— EXERCISE GOAL —
All lines of the entries with "swiperStu" in them must be listed.

— MATERIAL TO PROCESS —
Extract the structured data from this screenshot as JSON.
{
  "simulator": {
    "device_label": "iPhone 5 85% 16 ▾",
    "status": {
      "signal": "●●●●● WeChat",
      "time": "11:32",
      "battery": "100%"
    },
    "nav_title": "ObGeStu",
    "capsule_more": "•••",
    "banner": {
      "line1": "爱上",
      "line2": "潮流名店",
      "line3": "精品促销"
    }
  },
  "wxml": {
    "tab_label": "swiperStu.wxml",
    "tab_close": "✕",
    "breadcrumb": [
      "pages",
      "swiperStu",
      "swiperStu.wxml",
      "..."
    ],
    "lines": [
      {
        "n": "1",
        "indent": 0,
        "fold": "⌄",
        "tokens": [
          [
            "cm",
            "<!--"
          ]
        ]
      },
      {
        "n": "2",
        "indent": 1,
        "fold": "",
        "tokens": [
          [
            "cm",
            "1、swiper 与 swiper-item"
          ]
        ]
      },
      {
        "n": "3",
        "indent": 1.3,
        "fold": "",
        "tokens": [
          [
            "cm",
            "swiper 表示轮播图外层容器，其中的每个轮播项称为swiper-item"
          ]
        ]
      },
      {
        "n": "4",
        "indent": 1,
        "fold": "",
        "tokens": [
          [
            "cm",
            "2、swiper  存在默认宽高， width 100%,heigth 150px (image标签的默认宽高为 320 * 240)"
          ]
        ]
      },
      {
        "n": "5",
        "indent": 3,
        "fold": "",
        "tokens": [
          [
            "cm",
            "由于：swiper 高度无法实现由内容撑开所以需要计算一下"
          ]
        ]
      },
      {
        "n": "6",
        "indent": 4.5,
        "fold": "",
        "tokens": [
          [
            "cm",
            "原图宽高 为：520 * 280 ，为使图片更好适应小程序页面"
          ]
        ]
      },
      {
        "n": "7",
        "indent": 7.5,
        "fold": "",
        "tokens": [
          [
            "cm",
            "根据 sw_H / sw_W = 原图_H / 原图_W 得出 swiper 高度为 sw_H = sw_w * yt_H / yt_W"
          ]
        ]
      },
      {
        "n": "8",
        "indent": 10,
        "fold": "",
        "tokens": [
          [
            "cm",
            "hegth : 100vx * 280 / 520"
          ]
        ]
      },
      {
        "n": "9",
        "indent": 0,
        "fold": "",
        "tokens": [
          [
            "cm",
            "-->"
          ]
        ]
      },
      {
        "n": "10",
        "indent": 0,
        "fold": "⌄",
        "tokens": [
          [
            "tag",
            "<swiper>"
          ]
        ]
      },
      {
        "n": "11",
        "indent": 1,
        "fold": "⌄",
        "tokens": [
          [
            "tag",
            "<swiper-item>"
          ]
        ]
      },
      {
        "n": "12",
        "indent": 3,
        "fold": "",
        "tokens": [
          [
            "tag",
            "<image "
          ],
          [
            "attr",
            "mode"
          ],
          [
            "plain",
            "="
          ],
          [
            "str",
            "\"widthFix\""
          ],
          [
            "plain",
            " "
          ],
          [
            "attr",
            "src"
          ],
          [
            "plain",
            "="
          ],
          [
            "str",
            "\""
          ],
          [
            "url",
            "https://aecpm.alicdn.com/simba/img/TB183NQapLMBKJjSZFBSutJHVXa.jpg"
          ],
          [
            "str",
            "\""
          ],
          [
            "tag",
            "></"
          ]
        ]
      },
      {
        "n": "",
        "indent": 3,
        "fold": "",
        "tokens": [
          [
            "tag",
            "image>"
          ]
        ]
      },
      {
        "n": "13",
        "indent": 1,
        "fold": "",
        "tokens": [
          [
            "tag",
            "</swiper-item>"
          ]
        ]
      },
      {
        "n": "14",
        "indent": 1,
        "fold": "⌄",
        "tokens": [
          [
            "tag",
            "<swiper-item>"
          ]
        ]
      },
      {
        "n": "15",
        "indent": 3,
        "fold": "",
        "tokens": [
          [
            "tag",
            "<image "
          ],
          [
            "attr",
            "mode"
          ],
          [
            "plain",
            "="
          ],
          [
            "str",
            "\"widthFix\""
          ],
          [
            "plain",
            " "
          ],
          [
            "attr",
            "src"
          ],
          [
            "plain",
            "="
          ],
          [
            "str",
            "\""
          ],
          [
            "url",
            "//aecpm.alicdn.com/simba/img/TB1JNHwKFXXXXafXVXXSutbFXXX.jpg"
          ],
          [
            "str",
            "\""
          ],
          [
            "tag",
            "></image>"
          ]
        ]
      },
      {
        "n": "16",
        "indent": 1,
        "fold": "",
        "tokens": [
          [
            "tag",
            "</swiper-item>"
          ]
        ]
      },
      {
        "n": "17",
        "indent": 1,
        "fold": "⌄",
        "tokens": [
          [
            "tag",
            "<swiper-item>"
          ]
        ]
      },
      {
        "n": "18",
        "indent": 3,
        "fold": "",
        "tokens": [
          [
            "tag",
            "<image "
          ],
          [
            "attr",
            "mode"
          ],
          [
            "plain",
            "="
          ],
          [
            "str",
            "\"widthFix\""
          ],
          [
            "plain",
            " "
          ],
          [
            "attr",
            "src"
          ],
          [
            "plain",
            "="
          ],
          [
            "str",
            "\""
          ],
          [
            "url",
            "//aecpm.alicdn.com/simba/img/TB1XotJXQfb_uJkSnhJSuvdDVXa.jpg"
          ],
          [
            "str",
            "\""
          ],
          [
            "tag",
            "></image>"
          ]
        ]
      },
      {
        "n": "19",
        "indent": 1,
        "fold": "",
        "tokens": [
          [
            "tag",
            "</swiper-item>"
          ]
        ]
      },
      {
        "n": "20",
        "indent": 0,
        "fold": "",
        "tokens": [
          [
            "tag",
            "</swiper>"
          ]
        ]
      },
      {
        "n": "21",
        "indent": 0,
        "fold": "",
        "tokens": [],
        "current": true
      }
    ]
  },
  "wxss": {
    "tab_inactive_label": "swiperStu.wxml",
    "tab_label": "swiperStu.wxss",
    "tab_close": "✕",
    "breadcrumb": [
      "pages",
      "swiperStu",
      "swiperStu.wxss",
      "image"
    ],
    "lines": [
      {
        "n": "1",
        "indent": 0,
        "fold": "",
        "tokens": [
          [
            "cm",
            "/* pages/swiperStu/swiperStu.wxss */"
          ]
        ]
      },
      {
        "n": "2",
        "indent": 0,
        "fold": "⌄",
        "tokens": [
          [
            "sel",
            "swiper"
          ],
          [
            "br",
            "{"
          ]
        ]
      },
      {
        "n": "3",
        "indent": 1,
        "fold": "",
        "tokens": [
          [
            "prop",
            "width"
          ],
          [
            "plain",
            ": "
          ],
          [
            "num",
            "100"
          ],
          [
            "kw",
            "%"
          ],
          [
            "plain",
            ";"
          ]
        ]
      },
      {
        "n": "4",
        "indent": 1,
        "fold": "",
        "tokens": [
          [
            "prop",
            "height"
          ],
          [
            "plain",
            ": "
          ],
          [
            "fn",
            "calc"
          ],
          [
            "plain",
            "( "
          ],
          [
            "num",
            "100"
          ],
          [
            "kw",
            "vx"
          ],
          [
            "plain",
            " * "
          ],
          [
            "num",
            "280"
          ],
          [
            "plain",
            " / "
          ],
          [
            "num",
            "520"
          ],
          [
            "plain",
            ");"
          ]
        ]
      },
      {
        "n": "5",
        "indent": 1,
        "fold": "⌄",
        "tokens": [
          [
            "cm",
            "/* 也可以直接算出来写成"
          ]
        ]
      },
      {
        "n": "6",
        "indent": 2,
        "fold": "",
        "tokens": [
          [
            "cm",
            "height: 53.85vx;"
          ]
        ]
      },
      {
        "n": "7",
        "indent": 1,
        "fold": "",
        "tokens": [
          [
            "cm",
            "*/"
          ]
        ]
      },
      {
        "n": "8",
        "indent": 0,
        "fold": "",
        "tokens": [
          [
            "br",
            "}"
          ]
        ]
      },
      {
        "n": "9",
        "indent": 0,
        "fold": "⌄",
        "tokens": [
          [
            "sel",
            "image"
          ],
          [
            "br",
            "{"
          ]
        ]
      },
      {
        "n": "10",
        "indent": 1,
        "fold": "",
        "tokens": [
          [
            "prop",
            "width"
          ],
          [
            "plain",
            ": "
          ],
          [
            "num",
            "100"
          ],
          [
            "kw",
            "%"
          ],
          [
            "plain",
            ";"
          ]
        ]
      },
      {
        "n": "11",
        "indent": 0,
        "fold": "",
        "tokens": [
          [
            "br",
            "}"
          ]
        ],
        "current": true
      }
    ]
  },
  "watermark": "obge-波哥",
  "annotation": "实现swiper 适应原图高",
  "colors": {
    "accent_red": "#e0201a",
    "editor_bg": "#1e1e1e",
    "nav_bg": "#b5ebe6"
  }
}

— TASK SOLUTION —
    "tab_label": "swiperStu.wxml",
      "swiperStu",
      "swiperStu.wxml",
    "tab_inactive_label": "swiperStu.wxml",
    "tab_label": "swiperStu.wxss",
      "swiperStu",
      "swiperStu.wxss",
            "/* pages/swiperStu/swiperStu.wxss */"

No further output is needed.